You know a company/country/continent is in trouble when authorities start cracking down on short bets against it.
That’s why it’s so disturbing how much heat European currency and sovereign debt speculators are getting these days.
Even the U.S. has climbed aboard the bandwagon now.
Reports of a U.S. Justice Department investigation into Soros Fund Management, SAC, and Greenlight Capital short positions against the euro broke last week.
Yet now the speculator clamp down is evolving into something completely terrifying. Apparently, it could now be considered collusion if you simply share economic opinions over dinner:
The Journal article disclosed that the big euro bets were emerging amid gatherings including an “idea dinner” involving a number of hedge funds including SAC, Greenlight and Soros, where a trader argued that the euro is likely to fall to “parity,” or equal to, against the dollar on an exchange basis. The euro currently trades at $1.3609. One of the questions investigators are likely to examine is whether such information-sharing constitutes collusion, the people say.
At one such gathering, a dinner on Feb. 8 at a Manhattan restaurant, an SAC portfolio manager said he believed the euro could fall to a level equal to that of the dollar and urged other traders to “short,” or bet against, the euro as his firm had, according to people at the dinner. The size of the bets against the euro is unclear.
In a research note issued to hundreds of hedge-fund clients shortly after the dinner, the research boutique that hosted the event summed up the SAC manager’s argument without mentioning his name. [But attributing it to an unnamed third party source, ‘a presenter’, which is standard practice]
One of the most dangerous misconceptions used to restrict economic freedoms is that opinions have more weight than fundamentals. Should we arrest people for threatening ‘economic stability’ if they argue against a particular stimulus bill or government and then collectively vote against it?
Because that’s all euro-shorts are doing. Whoever thinks that euro speculators are pushing the euro to unfairly low levels has an opportunity to vote against them any day of the week in the currency markets. So let’s not forget that a truly viable currency can carry the weight of open criticism, just like a strong nation or value-system can. Else traders better brush up on their Orwellian double speak.

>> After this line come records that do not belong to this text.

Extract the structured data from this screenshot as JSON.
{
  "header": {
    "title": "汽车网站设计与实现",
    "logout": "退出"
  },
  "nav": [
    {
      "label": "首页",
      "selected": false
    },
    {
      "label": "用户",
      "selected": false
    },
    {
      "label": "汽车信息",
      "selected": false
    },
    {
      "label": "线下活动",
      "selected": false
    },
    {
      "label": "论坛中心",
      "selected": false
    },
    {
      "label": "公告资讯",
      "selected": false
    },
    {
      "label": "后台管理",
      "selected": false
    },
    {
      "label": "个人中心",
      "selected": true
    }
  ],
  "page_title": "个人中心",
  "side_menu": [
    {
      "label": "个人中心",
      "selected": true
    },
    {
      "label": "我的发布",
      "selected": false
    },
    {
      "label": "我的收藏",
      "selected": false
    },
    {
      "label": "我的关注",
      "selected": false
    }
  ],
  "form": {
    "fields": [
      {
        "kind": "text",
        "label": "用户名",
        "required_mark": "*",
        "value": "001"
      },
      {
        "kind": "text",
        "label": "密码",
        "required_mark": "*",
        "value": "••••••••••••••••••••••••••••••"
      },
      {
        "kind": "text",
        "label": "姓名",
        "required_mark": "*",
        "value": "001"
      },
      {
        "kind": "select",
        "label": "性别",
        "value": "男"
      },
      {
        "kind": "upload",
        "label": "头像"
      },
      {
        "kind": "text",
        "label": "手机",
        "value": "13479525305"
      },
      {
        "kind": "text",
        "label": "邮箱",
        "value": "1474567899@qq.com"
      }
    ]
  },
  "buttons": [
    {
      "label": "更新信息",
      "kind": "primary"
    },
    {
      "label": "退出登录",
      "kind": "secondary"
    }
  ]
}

Print Vincent Fernando | Mar. 3, 2010, 12:01 AM
Source: The Business Insider